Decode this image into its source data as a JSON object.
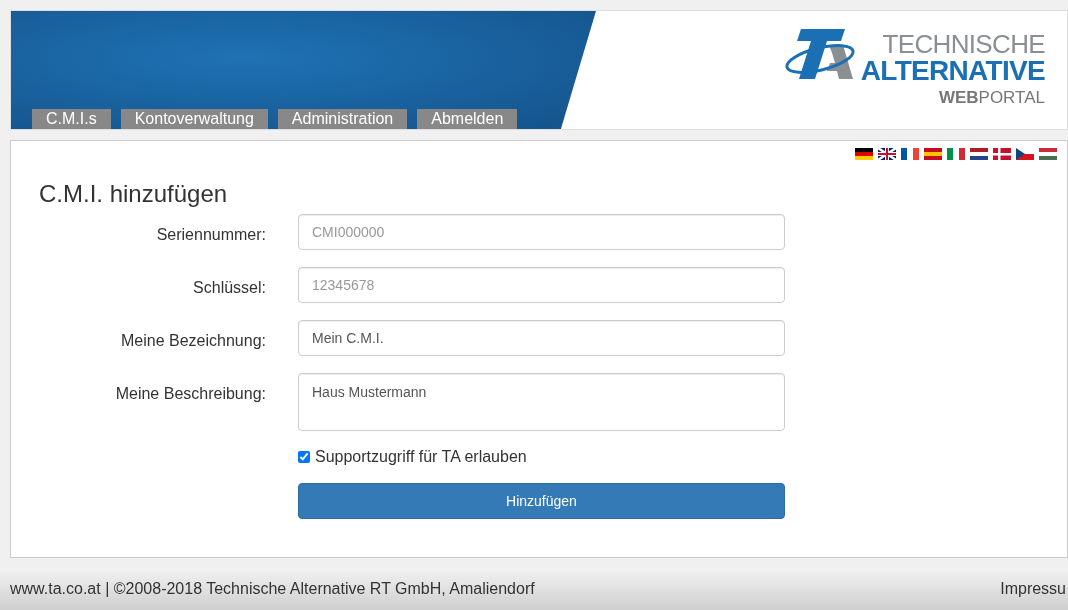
{
  "nav_tabs": [
    {
      "label": "C.M.I.s"
    },
    {
      "label": "Kontoverwaltung"
    },
    {
      "label": "Administration"
    },
    {
      "label": "Abmelden"
    }
  ],
  "logo": {
    "line_1": "TECHNISCHE",
    "line_2": "ALTERNATIVE",
    "line_3": "**WEB**PORTAL"
  },
  "heading": "C.M.I. hinzufügen",
  "fields": [
    {
      "kind": "input",
      "label": "Seriennummer:",
      "placeholder": "CMI000000"
    },
    {
      "kind": "input",
      "label": "Schlüssel:",
      "placeholder": "12345678"
    },
    {
      "kind": "input",
      "label": "Meine Bezeichnung:",
      "value": "Mein C.M.I."
    },
    {
      "kind": "textarea",
      "label": "Meine Beschreibung:",
      "value": "Haus Mustermann"
    }
  ],
  "support_checkbox": {
    "label": "Supportzugriff für TA erlauben",
    "checked": true
  },
  "submit_button": "Hinzufügen",
  "footer": {
    "copyright": "www.ta.co.at | ©2008-2018 Technische Alternative RT GmbH, Amaliendorf",
    "link": "Impressu"
  }
}
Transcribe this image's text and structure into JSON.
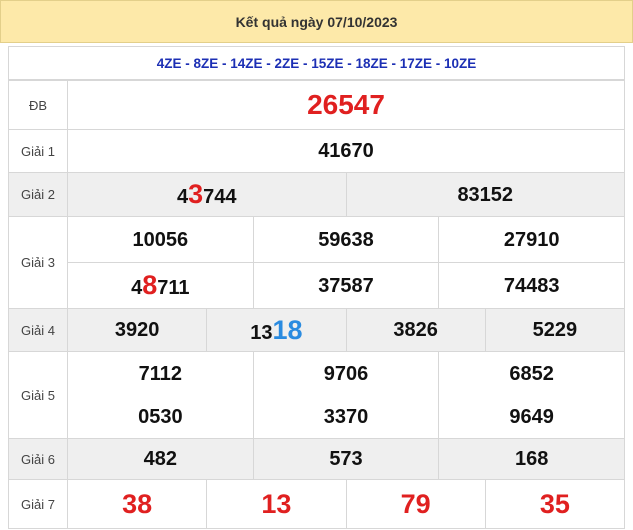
{
  "header": {
    "title": "Kết quả ngày 07/10/2023"
  },
  "codes": "4ZE - 8ZE - 14ZE - 2ZE - 15ZE - 18ZE - 17ZE - 10ZE",
  "special": {
    "label": "ĐB",
    "value": "26547"
  },
  "giai1": {
    "label": "Giải 1",
    "value": "41670"
  },
  "giai2": {
    "label": "Giải 2",
    "values": [
      {
        "pre": "4",
        "hi": "3",
        "post": "744"
      },
      {
        "pre": "83152",
        "hi": "",
        "post": ""
      }
    ]
  },
  "giai3": {
    "label": "Giải 3",
    "rows": [
      [
        {
          "pre": "10056",
          "hi": "",
          "post": ""
        },
        {
          "pre": "59638",
          "hi": "",
          "post": ""
        },
        {
          "pre": "27910",
          "hi": "",
          "post": ""
        }
      ],
      [
        {
          "pre": "4",
          "hi": "8",
          "post": "711"
        },
        {
          "pre": "37587",
          "hi": "",
          "post": ""
        },
        {
          "pre": "74483",
          "hi": "",
          "post": ""
        }
      ]
    ]
  },
  "giai4": {
    "label": "Giải 4",
    "values": [
      {
        "pre": "3920",
        "hi": ""
      },
      {
        "pre": "13",
        "hi": "18"
      },
      {
        "pre": "3826",
        "hi": ""
      },
      {
        "pre": "5229",
        "hi": ""
      }
    ]
  },
  "giai5": {
    "label": "Giải 5",
    "rows": [
      [
        "7112",
        "9706",
        "6852"
      ],
      [
        "0530",
        "3370",
        "9649"
      ]
    ]
  },
  "giai6": {
    "label": "Giải 6",
    "values": [
      "482",
      "573",
      "168"
    ]
  },
  "giai7": {
    "label": "Giải 7",
    "values": [
      "38",
      "13",
      "79",
      "35"
    ]
  },
  "colors": {
    "header_bg": "#fde9a9",
    "code_blue": "#1c2fb4",
    "highlight_red": "#e02020",
    "highlight_blue": "#2a8be0"
  }
}
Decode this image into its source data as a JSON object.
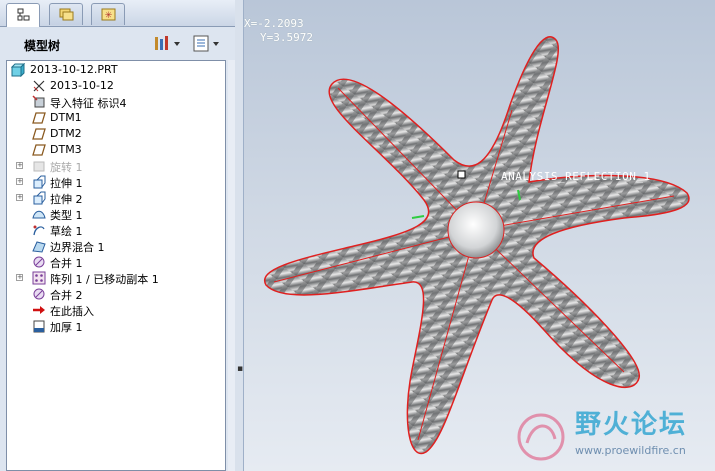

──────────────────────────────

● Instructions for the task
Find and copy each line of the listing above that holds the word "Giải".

● Output for this exercise
    "label": "Giải 1",
    "label": "Giải 2",
    "label": "Giải 3",
    "label": "Giải 4",
    "label": "Giải 5",
    "label": "Giải 6",
    "label": "Giải 7",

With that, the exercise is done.